Take the data that sits below and write it out again exactly.

START RECORDS SUPPLIED

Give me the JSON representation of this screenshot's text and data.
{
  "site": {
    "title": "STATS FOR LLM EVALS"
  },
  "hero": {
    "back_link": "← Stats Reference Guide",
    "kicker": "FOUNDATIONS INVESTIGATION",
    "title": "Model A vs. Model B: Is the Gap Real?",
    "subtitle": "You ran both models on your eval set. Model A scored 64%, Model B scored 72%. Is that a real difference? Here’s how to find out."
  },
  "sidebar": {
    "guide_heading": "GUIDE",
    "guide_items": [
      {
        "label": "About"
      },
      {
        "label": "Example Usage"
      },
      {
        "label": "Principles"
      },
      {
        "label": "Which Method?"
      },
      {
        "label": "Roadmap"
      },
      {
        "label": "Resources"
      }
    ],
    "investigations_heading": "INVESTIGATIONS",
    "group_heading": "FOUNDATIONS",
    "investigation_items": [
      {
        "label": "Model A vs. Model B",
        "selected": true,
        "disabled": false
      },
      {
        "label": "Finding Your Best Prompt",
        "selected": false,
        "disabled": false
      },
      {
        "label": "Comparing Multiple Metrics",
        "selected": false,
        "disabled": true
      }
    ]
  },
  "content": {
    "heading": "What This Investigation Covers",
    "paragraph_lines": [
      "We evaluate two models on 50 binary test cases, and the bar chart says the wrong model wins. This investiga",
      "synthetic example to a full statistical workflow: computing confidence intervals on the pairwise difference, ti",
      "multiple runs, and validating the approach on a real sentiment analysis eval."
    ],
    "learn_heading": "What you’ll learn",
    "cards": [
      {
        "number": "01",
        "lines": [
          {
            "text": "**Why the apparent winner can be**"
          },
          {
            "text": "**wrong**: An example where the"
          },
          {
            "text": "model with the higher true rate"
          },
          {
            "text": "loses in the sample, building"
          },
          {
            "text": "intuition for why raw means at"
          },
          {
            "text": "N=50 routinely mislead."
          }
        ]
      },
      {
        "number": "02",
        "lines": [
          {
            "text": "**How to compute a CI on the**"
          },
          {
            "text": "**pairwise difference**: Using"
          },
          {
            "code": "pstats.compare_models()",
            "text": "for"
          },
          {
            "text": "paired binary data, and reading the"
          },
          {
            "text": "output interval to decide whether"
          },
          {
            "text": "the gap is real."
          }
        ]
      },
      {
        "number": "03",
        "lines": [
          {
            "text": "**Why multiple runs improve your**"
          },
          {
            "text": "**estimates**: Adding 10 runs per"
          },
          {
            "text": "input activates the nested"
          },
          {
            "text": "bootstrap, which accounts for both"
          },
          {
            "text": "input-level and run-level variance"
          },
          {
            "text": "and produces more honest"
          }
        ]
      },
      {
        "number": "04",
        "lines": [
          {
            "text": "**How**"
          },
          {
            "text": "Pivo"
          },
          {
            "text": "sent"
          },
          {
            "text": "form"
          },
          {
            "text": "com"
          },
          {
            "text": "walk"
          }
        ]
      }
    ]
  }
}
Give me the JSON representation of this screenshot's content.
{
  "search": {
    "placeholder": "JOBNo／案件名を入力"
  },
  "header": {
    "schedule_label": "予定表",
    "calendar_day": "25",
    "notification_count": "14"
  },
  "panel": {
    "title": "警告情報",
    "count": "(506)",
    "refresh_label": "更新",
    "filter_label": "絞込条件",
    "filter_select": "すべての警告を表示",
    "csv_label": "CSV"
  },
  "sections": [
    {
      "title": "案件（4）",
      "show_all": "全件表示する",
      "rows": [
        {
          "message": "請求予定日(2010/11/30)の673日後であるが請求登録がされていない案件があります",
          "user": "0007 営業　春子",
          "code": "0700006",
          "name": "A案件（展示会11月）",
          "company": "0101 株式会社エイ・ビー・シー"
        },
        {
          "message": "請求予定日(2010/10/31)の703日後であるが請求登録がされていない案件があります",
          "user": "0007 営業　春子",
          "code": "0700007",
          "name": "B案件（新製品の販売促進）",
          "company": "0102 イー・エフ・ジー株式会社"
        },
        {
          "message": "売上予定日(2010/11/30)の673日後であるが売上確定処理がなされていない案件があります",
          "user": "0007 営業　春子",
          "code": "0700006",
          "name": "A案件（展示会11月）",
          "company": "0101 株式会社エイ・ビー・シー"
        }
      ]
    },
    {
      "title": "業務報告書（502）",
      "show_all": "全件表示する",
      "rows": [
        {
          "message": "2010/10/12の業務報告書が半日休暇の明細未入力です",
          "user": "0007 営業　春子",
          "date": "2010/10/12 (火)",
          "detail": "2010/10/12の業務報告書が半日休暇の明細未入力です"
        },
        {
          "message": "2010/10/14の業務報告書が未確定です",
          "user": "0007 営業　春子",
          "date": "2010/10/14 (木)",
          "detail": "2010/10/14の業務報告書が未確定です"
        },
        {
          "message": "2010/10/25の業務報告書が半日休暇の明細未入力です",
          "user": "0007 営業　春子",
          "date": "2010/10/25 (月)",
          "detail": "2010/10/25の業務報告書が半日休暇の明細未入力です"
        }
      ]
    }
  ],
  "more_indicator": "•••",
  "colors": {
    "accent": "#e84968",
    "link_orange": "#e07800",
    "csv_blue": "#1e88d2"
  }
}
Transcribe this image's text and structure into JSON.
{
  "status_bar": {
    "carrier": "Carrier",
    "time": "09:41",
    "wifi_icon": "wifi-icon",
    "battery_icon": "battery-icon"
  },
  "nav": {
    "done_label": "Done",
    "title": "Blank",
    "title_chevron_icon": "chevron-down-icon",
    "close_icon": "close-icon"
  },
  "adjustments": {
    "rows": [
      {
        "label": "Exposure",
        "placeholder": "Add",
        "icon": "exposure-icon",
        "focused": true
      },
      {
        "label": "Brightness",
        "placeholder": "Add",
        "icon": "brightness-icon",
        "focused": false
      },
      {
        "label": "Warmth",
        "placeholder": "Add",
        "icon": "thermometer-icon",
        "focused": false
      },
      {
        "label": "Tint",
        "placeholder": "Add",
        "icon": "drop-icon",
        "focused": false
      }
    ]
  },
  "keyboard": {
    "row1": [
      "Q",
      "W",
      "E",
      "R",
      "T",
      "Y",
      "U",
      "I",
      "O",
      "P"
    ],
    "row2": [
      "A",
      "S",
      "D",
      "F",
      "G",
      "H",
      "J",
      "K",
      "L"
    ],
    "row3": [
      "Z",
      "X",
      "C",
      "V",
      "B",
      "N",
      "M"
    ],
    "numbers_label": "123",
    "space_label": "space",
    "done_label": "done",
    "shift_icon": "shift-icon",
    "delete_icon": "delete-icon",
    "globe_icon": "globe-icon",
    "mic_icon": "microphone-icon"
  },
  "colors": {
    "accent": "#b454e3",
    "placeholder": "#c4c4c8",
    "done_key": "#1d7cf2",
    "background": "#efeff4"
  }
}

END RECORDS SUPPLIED

FINAL ANSWER:
Give me the JSON representation of this screenshot's text and data.
{
  "site": {
    "title": "STATS FOR LLM EVALS"
  },
  "hero": {
    "back_link": "← Stats Reference Guide",
    "kicker": "FOUNDATIONS INVESTIGATION",
    "title": "Model A vs. Model B: Is the Gap Real?",
    "subtitle": "You ran both models on your eval set. Model A scored 64%, Model B scored 72%. Is that a real difference? Here’s how to find out."
  },
  "sidebar": {
    "guide_heading": "GUIDE",
    "guide_items": [
      {
        "label": "About"
      },
      {
        "label": "Example Usage"
      },
      {
        "label": "Principles"
      },
      {
        "label": "Which Method?"
      },
      {
        "label": "Roadmap"
      },
      {
        "label": "Resources"
      }
    ],
    "investigations_heading": "INVESTIGATIONS",
    "group_heading": "FOUNDATIONS",
    "investigation_items": [
      {
        "label": "Model A vs. Model B",
        "selected": true,
        "disabled": false
      },
      {
        "label": "Finding Your Best Prompt",
        "selected": false,
        "disabled": false
      },
      {
        "label": "Comparing Multiple Metrics",
        "selected": false,
        "disabled": true
      }
    ]
  },
  "content": {
    "heading": "What This Investigation Covers",
    "paragraph_lines": [
      "We evaluate two models on 50 binary test cases, and the bar chart says the wrong model wins. This investiga",
      "synthetic example to a full statistical workflow: computing confidence intervals on the pairwise difference, ti",
      "multiple runs, and validating the approach on a real sentiment analysis eval."
    ],
    "learn_heading": "What you’ll learn",
    "cards": [
      {
        "number": "01",
        "lines": [
          {
            "text": "**Why the apparent winner can be**"
          },
          {
            "text": "**wrong**: An example where the"
          },
          {
            "text": "model with the higher true rate"
          },
          {
            "text": "loses in the sample, building"
          },
          {
            "text": "intuition for why raw means at"
          },
          {
            "text": "N=50 routinely mislead."
          }
        ]
      },
      {
        "number": "02",
        "lines": [
          {
            "text": "**How to compute a CI on the**"
          },
          {
            "text": "**pairwise difference**: Using"
          },
          {
            "code": "pstats.compare_models()",
            "text": "for"
          },
          {
            "text": "paired binary data, and reading the"
          },
          {
            "text": "output interval to decide whether"
          },
          {
            "text": "the gap is real."
          }
        ]
      },
      {
        "number": "03",
        "lines": [
          {
            "text": "**Why multiple runs improve your**"
          },
          {
            "text": "**estimates**: Adding 10 runs per"
          },
          {
            "text": "input activates the nested"
          },
          {
            "text": "bootstrap, which accounts for both"
          },
          {
            "text": "input-level and run-level variance"
          },
          {
            "text": "and produces more honest"
          }
        ]
      },
      {
        "number": "04",
        "lines": [
          {
            "text": "**How**"
          },
          {
            "text": "Pivo"
          },
          {
            "text": "sent"
          },
          {
            "text": "form"
          },
          {
            "text": "com"
          },
          {
            "text": "walk"
          }
        ]
      }
    ]
  }
}
Give me the JSON representation of this screenshot's content.
{
  "search": {
    "placeholder": "JOBNo／案件名を入力"
  },
  "header": {
    "schedule_label": "予定表",
    "calendar_day": "25",
    "notification_count": "14"
  },
  "panel": {
    "title": "警告情報",
    "count": "(506)",
    "refresh_label": "更新",
    "filter_label": "絞込条件",
    "filter_select": "すべての警告を表示",
    "csv_label": "CSV"
  },
  "sections": [
    {
      "title": "案件（4）",
      "show_all": "全件表示する",
      "rows": [
        {
          "message": "請求予定日(2010/11/30)の673日後であるが請求登録がされていない案件があります",
          "user": "0007 営業　春子",
          "code": "0700006",
          "name": "A案件（展示会11月）",
          "company": "0101 株式会社エイ・ビー・シー"
        },
        {
          "message": "請求予定日(2010/10/31)の703日後であるが請求登録がされていない案件があります",
          "user": "0007 営業　春子",
          "code": "0700007",
          "name": "B案件（新製品の販売促進）",
          "company": "0102 イー・エフ・ジー株式会社"
        },
        {
          "message": "売上予定日(2010/11/30)の673日後であるが売上確定処理がなされていない案件があります",
          "user": "0007 営業　春子",
          "code": "0700006",
          "name": "A案件（展示会11月）",
          "company": "0101 株式会社エイ・ビー・シー"
        }
      ]
    },
    {
      "title": "業務報告書（502）",
      "show_all": "全件表示する",
      "rows": [
        {
          "message": "2010/10/12の業務報告書が半日休暇の明細未入力です",
          "user": "0007 営業　春子",
          "date": "2010/10/12 (火)",
          "detail": "2010/10/12の業務報告書が半日休暇の明細未入力です"
        },
        {
          "message": "2010/10/14の業務報告書が未確定です",
          "user": "0007 営業　春子",
          "date": "2010/10/14 (木)",
          "detail": "2010/10/14の業務報告書が未確定です"
        },
        {
          "message": "2010/10/25の業務報告書が半日休暇の明細未入力です",
          "user": "0007 営業　春子",
          "date": "2010/10/25 (月)",
          "detail": "2010/10/25の業務報告書が半日休暇の明細未入力です"
        }
      ]
    }
  ],
  "more_indicator": "•••",
  "colors": {
    "accent": "#e84968",
    "link_orange": "#e07800",
    "csv_blue": "#1e88d2"
  }
}
Transcribe this image's text and structure into JSON.
{
  "status_bar": {
    "carrier": "Carrier",
    "time": "09:41",
    "wifi_icon": "wifi-icon",
    "battery_icon": "battery-icon"
  },
  "nav": {
    "done_label": "Done",
    "title": "Blank",
    "title_chevron_icon": "chevron-down-icon",
    "close_icon": "close-icon"
  },
  "adjustments": {
    "rows": [
      {
        "label": "Exposure",
        "placeholder": "Add",
        "icon": "exposure-icon",
        "focused": true
      },
      {
        "label": "Brightness",
        "placeholder": "Add",
        "icon": "brightness-icon",
        "focused": false
      },
      {
        "label": "Warmth",
        "placeholder": "Add",
        "icon": "thermometer-icon",
        "focused": false
      },
      {
        "label": "Tint",
        "placeholder": "Add",
        "icon": "drop-icon",
        "focused": false
      }
    ]
  },
  "keyboard": {
    "row1": [
      "Q",
      "W",
      "E",
      "R",
      "T",
      "Y",
      "U",
      "I",
      "O",
      "P"
    ],
    "row2": [
      "A",
      "S",
      "D",
      "F",
      "G",
      "H",
      "J",
      "K",
      "L"
    ],
    "row3": [
      "Z",
      "X",
      "C",
      "V",
      "B",
      "N",
      "M"
    ],
    "numbers_label": "123",
    "space_label": "space",
    "done_label": "done",
    "shift_icon": "shift-icon",
    "delete_icon": "delete-icon",
    "globe_icon": "globe-icon",
    "mic_icon": "microphone-icon"
  },
  "colors": {
    "accent": "#b454e3",
    "placeholder": "#c4c4c8",
    "done_key": "#1d7cf2",
    "background": "#efeff4"
  }
}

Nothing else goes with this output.